These normative documents, especially those issued by high-level authorities, reflect the concerns and political will of Chinese policy makers. In some cases, guiding opinions and guidelines can be the start of a process of building a regulatory system, and mandatory policies may be developed later to support their implementation.

An emerging trend in China’s governance of overseas investment is that the focus has shifted from pre-investment approval to post-investment monitoring and regulation. The Chinese government is strengthening its systems of reporting and monitoring, which could potentially create openings for community advocates to provide information from the ground to feed into such monitoring.

Sector-specific guidance has been issued by industry associations for sectors including mining and minerals and forestry and agriculture. These guidance documents are less influential than government guidelines, as the issuing bodies are not state institutions, but they usually include more detailed and higher standards than government policies. Recent government policies signal an increasing role of “self-regulation” by industry associations based on sector-specific codes of conduct in strengthening the overall governance of Chinese overseas investment.

The following sections describe some of the main overarching standards and guidelines currently in place that apply to Chinese overseas projects and highlight key articles relevant to ensuring respect for community rights and environmental protection.

All the guidelines and policies referred to can be found here.

Practical Advice: Using Chinese standards

Many of the environmental and social standards included in this guide are basic, have limited provisions for enforcement and do not include grievance mechanisms. This means they cannot be used alone to hold stakeholders accountable.

But that does not mean the standards are not valuable. The development of these standards indicates that there is some level of commitment within the Chinese state and industry associations to improve the quality of overseas projects and the image of Chinese investors. Importantly, there is an increasing focus on project monitoring.

These standards also provide legitimacy and channels for community advocates to report non-compliance and grievances to Chinese authorities. In the long term, this may in turn inform the ongoing development of the regulatory system and future policies.

By familiarizing yourself with these standards, you will be able to get a better sense of what issues are priorities to the Chinese state, which issues various state institutions are concerned with, what kind of language they use, and what is expected of Chinese companies and banks when they are involved in overseas projects.

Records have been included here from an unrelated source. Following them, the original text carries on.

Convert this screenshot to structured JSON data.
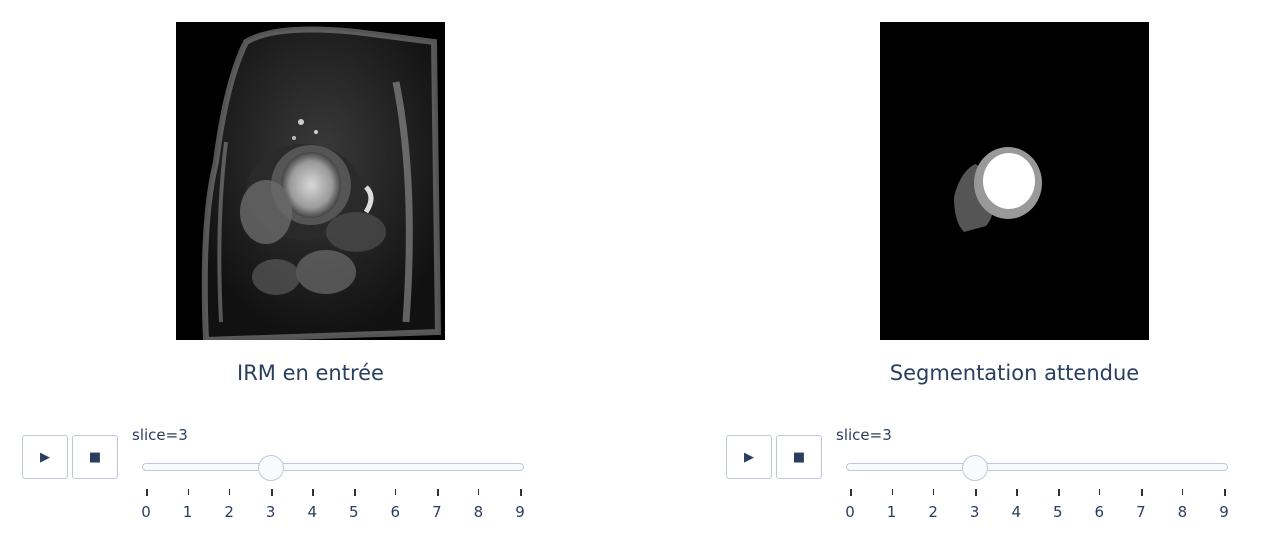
{
  "panels": [
    {
      "caption": "IRM en entrée"
    },
    {
      "caption": "Segmentation attendue"
    }
  ],
  "sliders": [
    {
      "label": "slice=3",
      "value": 3,
      "min": 0,
      "max": 9,
      "ticks": [
        "0",
        "1",
        "2",
        "3",
        "4",
        "5",
        "6",
        "7",
        "8",
        "9"
      ],
      "play_icon": "play-icon",
      "stop_icon": "stop-icon"
    },
    {
      "label": "slice=3",
      "value": 3,
      "min": 0,
      "max": 9,
      "ticks": [
        "0",
        "1",
        "2",
        "3",
        "4",
        "5",
        "6",
        "7",
        "8",
        "9"
      ],
      "play_icon": "play-icon",
      "stop_icon": "stop-icon"
    }
  ],
  "colors": {
    "text": "#2a3f5f",
    "slider_border": "#bec8d9",
    "slider_fill": "#f8fafc"
  }
}
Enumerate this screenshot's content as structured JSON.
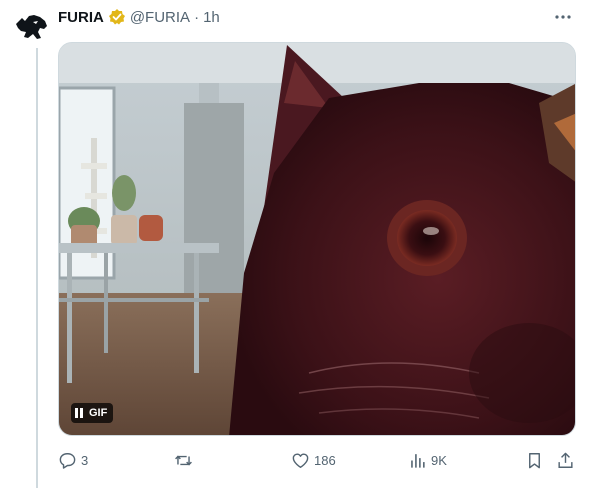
{
  "tweet": {
    "display_name": "FURIA",
    "handle": "@FURIA",
    "separator": "·",
    "time": "1h",
    "media": {
      "type": "gif",
      "badge_label": "GIF",
      "playback": "playing"
    }
  },
  "actions": {
    "replies": "3",
    "retweets": "",
    "likes": "186",
    "views": "9K"
  },
  "colors": {
    "verified_badge": "#e2b719",
    "secondary_text": "#536471",
    "primary_text": "#0f1419"
  },
  "icons": [
    "furia-panther-logo",
    "verified-badge-icon",
    "more-icon",
    "pause-icon",
    "reply-icon",
    "retweet-icon",
    "like-icon",
    "views-icon",
    "bookmark-icon",
    "share-icon"
  ]
}
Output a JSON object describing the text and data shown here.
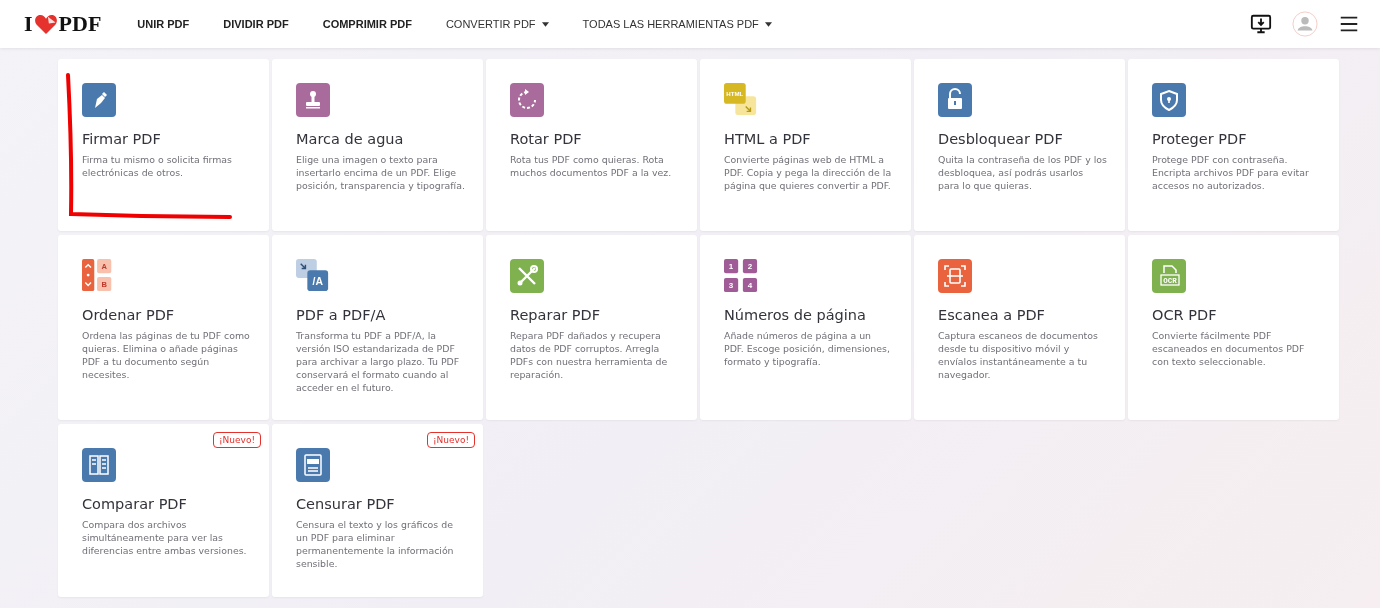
{
  "logo": {
    "left": "I",
    "right": "PDF"
  },
  "nav": [
    {
      "label": "UNIR PDF",
      "dropdown": false
    },
    {
      "label": "DIVIDIR PDF",
      "dropdown": false
    },
    {
      "label": "COMPRIMIR PDF",
      "dropdown": false
    },
    {
      "label": "CONVERTIR PDF",
      "dropdown": true
    },
    {
      "label": "TODAS LAS HERRAMIENTAS PDF",
      "dropdown": true
    }
  ],
  "tools": [
    {
      "kind": "sign",
      "title": "Firmar PDF",
      "description": "Firma tu mismo o solicita firmas electrónicas de otros."
    },
    {
      "kind": "watermark",
      "title": "Marca de agua",
      "description": "Elige una imagen o texto para insertarlo encima de un PDF. Elige posición, transparencia y tipografía."
    },
    {
      "kind": "rotate",
      "title": "Rotar PDF",
      "description": "Rota tus PDF como quieras. Rota muchos documentos PDF a la vez."
    },
    {
      "kind": "html",
      "title": "HTML a PDF",
      "description": "Convierte páginas web de HTML a PDF. Copia y pega la dirección de la página que quieres convertir a PDF.",
      "icon_labels": [
        "HTML"
      ]
    },
    {
      "kind": "unlock",
      "title": "Desbloquear PDF",
      "description": "Quita la contraseña de los PDF y los desbloquea, así podrás usarlos para lo que quieras."
    },
    {
      "kind": "protect",
      "title": "Proteger PDF",
      "description": "Protege PDF con contraseña. Encripta archivos PDF para evitar accesos no autorizados."
    },
    {
      "kind": "organize",
      "title": "Ordenar PDF",
      "description": "Ordena las páginas de tu PDF como quieras. Elimina o añade páginas PDF a tu documento según necesites.",
      "icon_labels": [
        "A",
        "B"
      ]
    },
    {
      "kind": "pdfa",
      "title": "PDF a PDF/A",
      "description": "Transforma tu PDF a PDF/A, la versión ISO estandarizada de PDF para archivar a largo plazo. Tu PDF conservará el formato cuando al acceder en el futuro.",
      "icon_labels": [
        "/A"
      ]
    },
    {
      "kind": "repair",
      "title": "Reparar PDF",
      "description": "Repara PDF dañados y recupera datos de PDF corruptos. Arregla PDFs con nuestra herramienta de reparación."
    },
    {
      "kind": "numbers",
      "title": "Números de página",
      "description": "Añade números de página a un PDF. Escoge posición, dimensiones, formato y tipografía.",
      "icon_labels": [
        "1",
        "2",
        "3",
        "4"
      ]
    },
    {
      "kind": "scan",
      "title": "Escanea a PDF",
      "description": "Captura escaneos de documentos desde tu dispositivo móvil y envíalos instantáneamente a tu navegador."
    },
    {
      "kind": "ocr",
      "title": "OCR PDF",
      "description": "Convierte fácilmente PDF escaneados en documentos PDF con texto seleccionable.",
      "icon_labels": [
        "OCR"
      ]
    },
    {
      "kind": "compare",
      "title": "Comparar PDF",
      "description": "Compara dos archivos simultáneamente para ver las diferencias entre ambas versiones.",
      "badge": "¡Nuevo!"
    },
    {
      "kind": "redact",
      "title": "Censurar PDF",
      "description": "Censura el texto y los gráficos de un PDF para eliminar permanentemente la información sensible.",
      "badge": "¡Nuevo!"
    }
  ]
}
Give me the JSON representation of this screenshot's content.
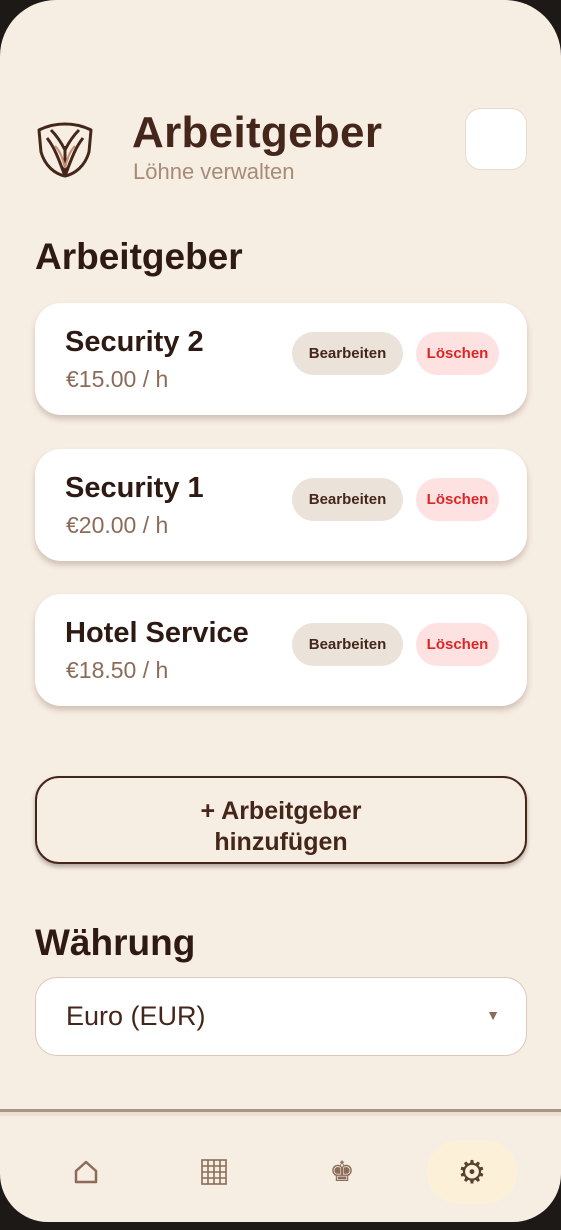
{
  "header": {
    "title": "Arbeitgeber",
    "subtitle": "Löhne verwalten"
  },
  "employers": {
    "section_title": "Arbeitgeber",
    "items": [
      {
        "name": "Security 2",
        "rate": "€15.00 / h",
        "edit_label": "Bearbeiten",
        "delete_label": "Löschen"
      },
      {
        "name": "Security 1",
        "rate": "€20.00 / h",
        "edit_label": "Bearbeiten",
        "delete_label": "Löschen"
      },
      {
        "name": "Hotel Service",
        "rate": "€18.50 / h",
        "edit_label": "Bearbeiten",
        "delete_label": "Löschen"
      }
    ],
    "add_label": "+ Arbeitgeber hinzufügen"
  },
  "currency": {
    "section_title": "Währung",
    "selected": "Euro (EUR)",
    "arrow": "▼"
  },
  "nav": {
    "items": [
      {
        "icon": "home-icon",
        "glyph": "⌂",
        "active": false
      },
      {
        "icon": "calendar-grid-icon",
        "glyph": "",
        "active": false
      },
      {
        "icon": "crown-icon",
        "glyph": "♚",
        "active": false
      },
      {
        "icon": "gear-icon",
        "glyph": "⚙",
        "active": true
      }
    ]
  },
  "colors": {
    "background": "#f6ede3",
    "brand": "#45261a",
    "delete": "#dc2626",
    "active_nav": "#fdf0d9"
  }
}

Referring to these documents strategically in your engagement with Chinese stakeholders could help strengthen your messaging.

If you find that a Chinese company, investor or financier has failed to follow the relevant guidelines or policies:

  • You can refer to the standards when raising your concerns directly with the company or bank to them.
  • You can refer to the standards in communications with the relevant Chinese state institutions.
  • If you do not get an adequate response, you could consider publicizing the information through the media or a report to draw public attention to project harms and the failure of actors to respect the standards.
Remember that these standards are not a substitute for Chinese companies following host country laws and regulations. In fact, companies may be subject to additional penalties from Chinese authorities if they violate laws or regulations of the host country. For this reason, it is very important to analyze project compliance with the laws of the host nation. If you can clearly demonstrate that a project is in violation of local regulations, you will be in a stronger position to get the attention of Chinese stakeholders and advocate for concerns to be addressed.